disputes with any foreign investor (read, multinational firm) whose assets are subject to regulation by the state. Second, it assigns to foreign investors the triggering authority for the arbitration mechanism. Third, it creates a structural bias in favour of foreign investors by delegating to private arbitrators, rather than judges, the authority to determine the legality of regulatory acts of the state and the state's obligation to pay public funds to foreign investors. Fourth, to discipline states, it relies on broadly framed standards that are subject to wide discretion in their interpretation by arbitrators. Fifth, it utilizes the remedy of state liability and
permits enforcement of damages awards against the unsuccessful state's assets abroad.
The paper will trace the recent experience of Latin American states, including Argentina, Bolivia, Ecuador, Mexico, and
Venezuela as targets of this lever of constraint in recent years.
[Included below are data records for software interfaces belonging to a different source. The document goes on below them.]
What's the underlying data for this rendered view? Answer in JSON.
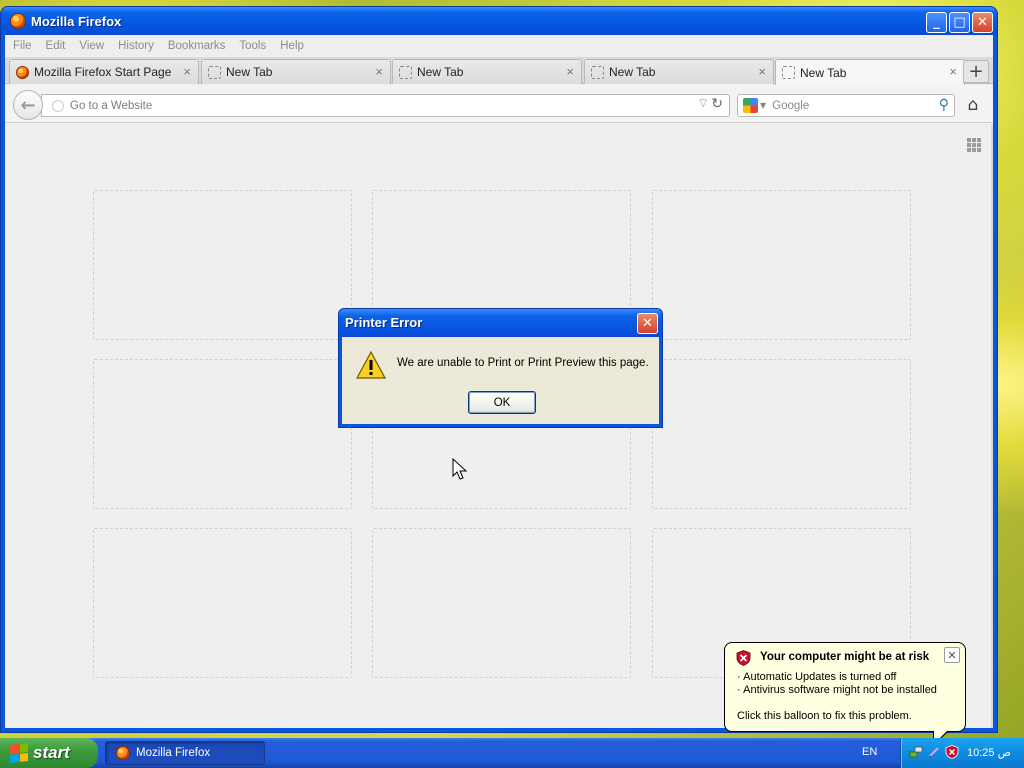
{
  "window": {
    "title": "Mozilla Firefox",
    "buttons": {
      "minimize": "_",
      "maximize": "□",
      "close": "✕"
    }
  },
  "menubar": {
    "items": [
      "File",
      "Edit",
      "View",
      "History",
      "Bookmarks",
      "Tools",
      "Help"
    ]
  },
  "tabs": [
    {
      "label": "Mozilla Firefox Start Page",
      "icon": "firefox-icon",
      "active": false
    },
    {
      "label": "New Tab",
      "icon": "blank-page-icon",
      "active": false
    },
    {
      "label": "New Tab",
      "icon": "blank-page-icon",
      "active": false
    },
    {
      "label": "New Tab",
      "icon": "blank-page-icon",
      "active": false
    },
    {
      "label": "New Tab",
      "icon": "blank-page-icon",
      "active": true
    }
  ],
  "tab_close_glyph": "×",
  "new_tab_glyph": "+",
  "navbar": {
    "back_glyph": "←",
    "url_placeholder": "Go to a Website",
    "dropmarker_glyph": "▽",
    "reload_glyph": "↻",
    "search_placeholder": "Google",
    "engine_drop_glyph": "▼",
    "search_glyph": "⚲",
    "home_glyph": "⌂"
  },
  "dialog": {
    "title": "Printer Error",
    "message": "We are unable to Print or Print Preview this page.",
    "ok_label": "OK",
    "close_glyph": "✕"
  },
  "balloon": {
    "title": "Your computer might be at risk",
    "lines": [
      "· Automatic Updates is turned off",
      "· Antivirus software might not be installed",
      "Click this balloon to fix this problem."
    ],
    "close_glyph": "✕"
  },
  "taskbar": {
    "start_label": "start",
    "task_label": "Mozilla Firefox",
    "language": "EN",
    "clock": "10:25 ص"
  },
  "colors": {
    "titlebar_blue": "#0554e1",
    "dialog_face": "#ece9d8",
    "balloon_bg": "#ffffe1",
    "start_green": "#3d9a3d"
  }
}
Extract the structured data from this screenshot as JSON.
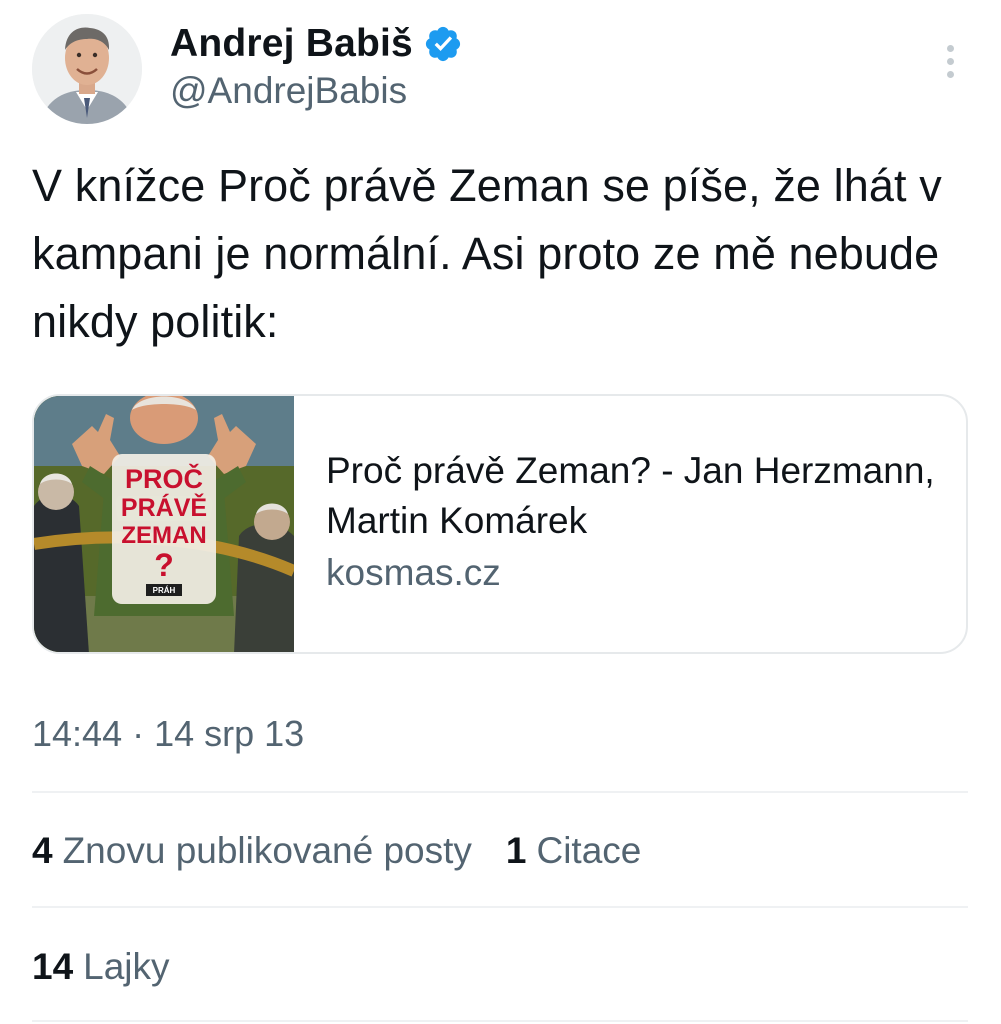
{
  "author": {
    "display_name": "Andrej Babiš",
    "handle": "@AndrejBabis",
    "verified": true,
    "avatar_icon": "profile-photo"
  },
  "tweet": {
    "text": "V knížce Proč právě Zeman se píše, že lhát v kampani je normální. Asi proto ze mě nebude nikdy politik:"
  },
  "link_card": {
    "title": "Proč právě Zeman? - Jan Herzmann, Martin Komárek",
    "domain": "kosmas.cz",
    "thumbnail": {
      "line1": "PROČ",
      "line2": "PRÁVĚ",
      "line3": "ZEMAN",
      "mark": "?",
      "publisher": "PRÁH"
    }
  },
  "timestamp": "14:44 · 14 srp 13",
  "stats": {
    "reposts": {
      "count": "4",
      "label": "Znovu publikované posty"
    },
    "quotes": {
      "count": "1",
      "label": "Citace"
    },
    "likes": {
      "count": "14",
      "label": "Lajky"
    }
  },
  "colors": {
    "text_primary": "#0f1419",
    "text_secondary": "#536471",
    "verified_blue": "#1d9bf0",
    "border": "#e6e9eb",
    "book_title_red": "#c8102e"
  }
}
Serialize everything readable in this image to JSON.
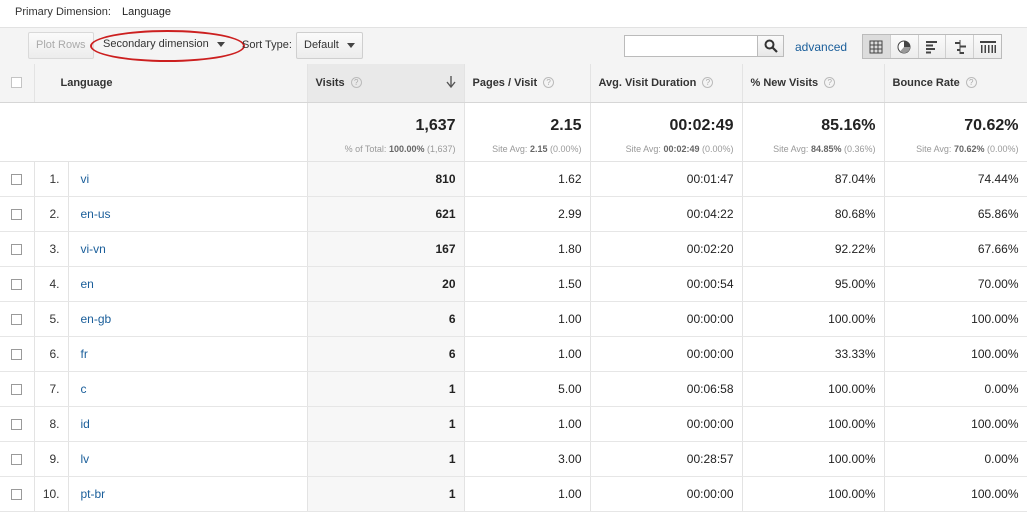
{
  "primary_dimension": {
    "label": "Primary Dimension:",
    "value": "Language"
  },
  "toolbar": {
    "plot_rows": "Plot Rows",
    "secondary_dimension": "Secondary dimension",
    "sort_type_label": "Sort Type:",
    "sort_type_value": "Default",
    "search_placeholder": "",
    "advanced": "advanced",
    "highlight_color": "#cc1f1f"
  },
  "view_icons": [
    "table-view-icon",
    "pie-view-icon",
    "bar-view-icon",
    "comparison-view-icon",
    "pivot-view-icon"
  ],
  "columns": {
    "language": "Language",
    "visits": "Visits",
    "pages_per_visit": "Pages / Visit",
    "avg_duration": "Avg. Visit Duration",
    "new_visits": "% New Visits",
    "bounce_rate": "Bounce Rate",
    "help": "?"
  },
  "summary": {
    "visits": "1,637",
    "visits_sub_label": "% of Total:",
    "visits_sub_value": "100.00%",
    "visits_sub_extra": "(1,637)",
    "pages": "2.15",
    "pages_sub_label": "Site Avg:",
    "pages_sub_value": "2.15",
    "pages_sub_extra": "(0.00%)",
    "duration": "00:02:49",
    "duration_sub_label": "Site Avg:",
    "duration_sub_value": "00:02:49",
    "duration_sub_extra": "(0.00%)",
    "new_visits": "85.16%",
    "new_visits_sub_label": "Site Avg:",
    "new_visits_sub_value": "84.85%",
    "new_visits_sub_extra": "(0.36%)",
    "bounce": "70.62%",
    "bounce_sub_label": "Site Avg:",
    "bounce_sub_value": "70.62%",
    "bounce_sub_extra": "(0.00%)"
  },
  "rows": [
    {
      "idx": "1.",
      "lang": "vi",
      "visits": "810",
      "pages": "1.62",
      "duration": "00:01:47",
      "new": "87.04%",
      "bounce": "74.44%"
    },
    {
      "idx": "2.",
      "lang": "en-us",
      "visits": "621",
      "pages": "2.99",
      "duration": "00:04:22",
      "new": "80.68%",
      "bounce": "65.86%"
    },
    {
      "idx": "3.",
      "lang": "vi-vn",
      "visits": "167",
      "pages": "1.80",
      "duration": "00:02:20",
      "new": "92.22%",
      "bounce": "67.66%"
    },
    {
      "idx": "4.",
      "lang": "en",
      "visits": "20",
      "pages": "1.50",
      "duration": "00:00:54",
      "new": "95.00%",
      "bounce": "70.00%"
    },
    {
      "idx": "5.",
      "lang": "en-gb",
      "visits": "6",
      "pages": "1.00",
      "duration": "00:00:00",
      "new": "100.00%",
      "bounce": "100.00%"
    },
    {
      "idx": "6.",
      "lang": "fr",
      "visits": "6",
      "pages": "1.00",
      "duration": "00:00:00",
      "new": "33.33%",
      "bounce": "100.00%"
    },
    {
      "idx": "7.",
      "lang": "c",
      "visits": "1",
      "pages": "5.00",
      "duration": "00:06:58",
      "new": "100.00%",
      "bounce": "0.00%"
    },
    {
      "idx": "8.",
      "lang": "id",
      "visits": "1",
      "pages": "1.00",
      "duration": "00:00:00",
      "new": "100.00%",
      "bounce": "100.00%"
    },
    {
      "idx": "9.",
      "lang": "lv",
      "visits": "1",
      "pages": "3.00",
      "duration": "00:28:57",
      "new": "100.00%",
      "bounce": "0.00%"
    },
    {
      "idx": "10.",
      "lang": "pt-br",
      "visits": "1",
      "pages": "1.00",
      "duration": "00:00:00",
      "new": "100.00%",
      "bounce": "100.00%"
    }
  ]
}
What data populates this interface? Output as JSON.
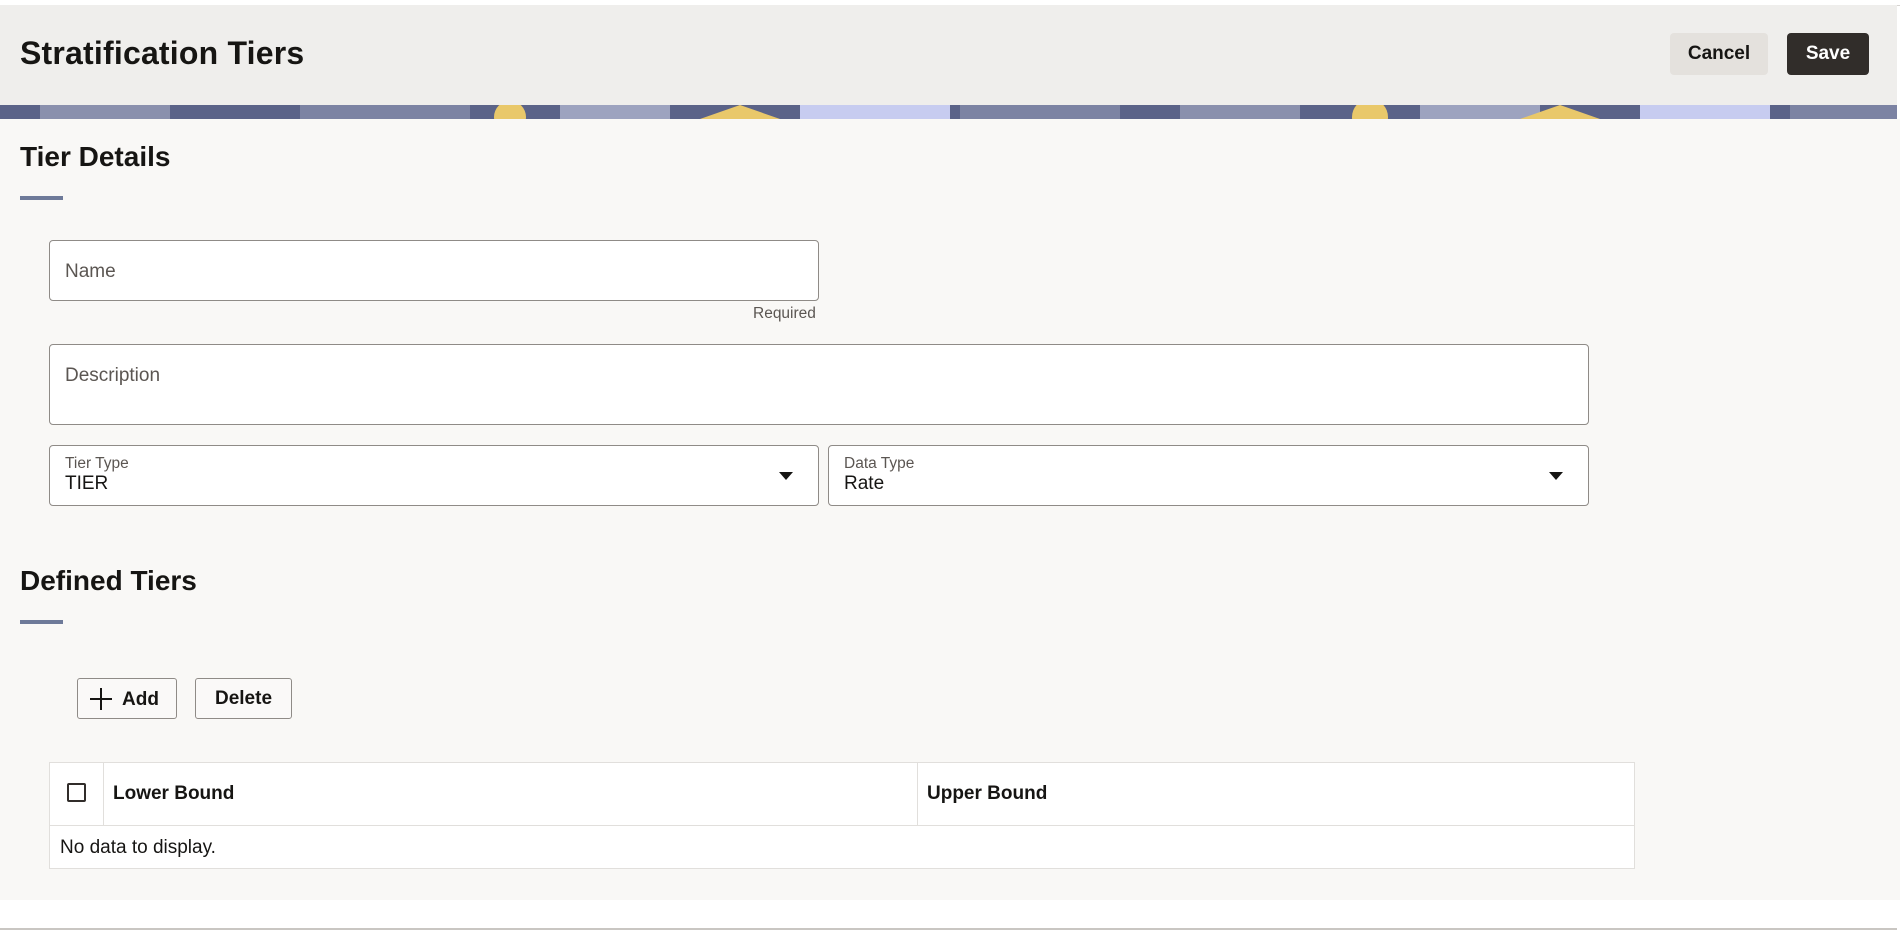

It will in particular examine the specific operation of the legal mechanism in constraining policy space, as well as various responses to the force of the lever. It will conclude with a brief discussion of the alternative option of an international (or regional) investment court to replace the current system.
Climate Resilient Development: Can Foreign Direct Investment Play A Positive Role?
New Models and Policies for a Climate Constrained World have made
clear that human adaptation to climate change is both unavoidable
The call for adaptation is coming during a period of intense globalization:
the centrepiece of mainstream development policy is to maximize inflows
of foreign direct investment (FDI).
What does adaptation mean in the
context of development theory and policy, especially for industry
growth and transformation in a global
economy? What new modes of thinking and policymaking are needed to
promote sustainable industrial development in a climate-constrained
FDI a help or hindrance?
This paper is in three parts. Part I defines the overarching concept
of sustainable industrial development (SID) and then articulates three
1. Neo-liberalism Plus: Current policy framework aimed at maximizing
FDI inflows by MNCs and exports plus upgrading with cleaner technology,
supply chain management, and environmental management systems;
2. Green business: Pro-active and coherent industry and environment
policy aimed at promoting high-employment, globally competitive industries
that integrate economic, environmental and social objectives;
3. Sustainable Livelihood: Pro-active policy and public-private partnerships
to create pro-poor economically viable enterprise in environmentally
For each model, Part II considers the dissonance and complementarities
with the neo-liberal model, the potential positive contribution of FDI,
and the policy innovations that are needed to capture the positive benefits.
Part III concludes with reflections gleaned from all three models and
recommendations for developing country policy in promoting a climate-constrained
industrial development path.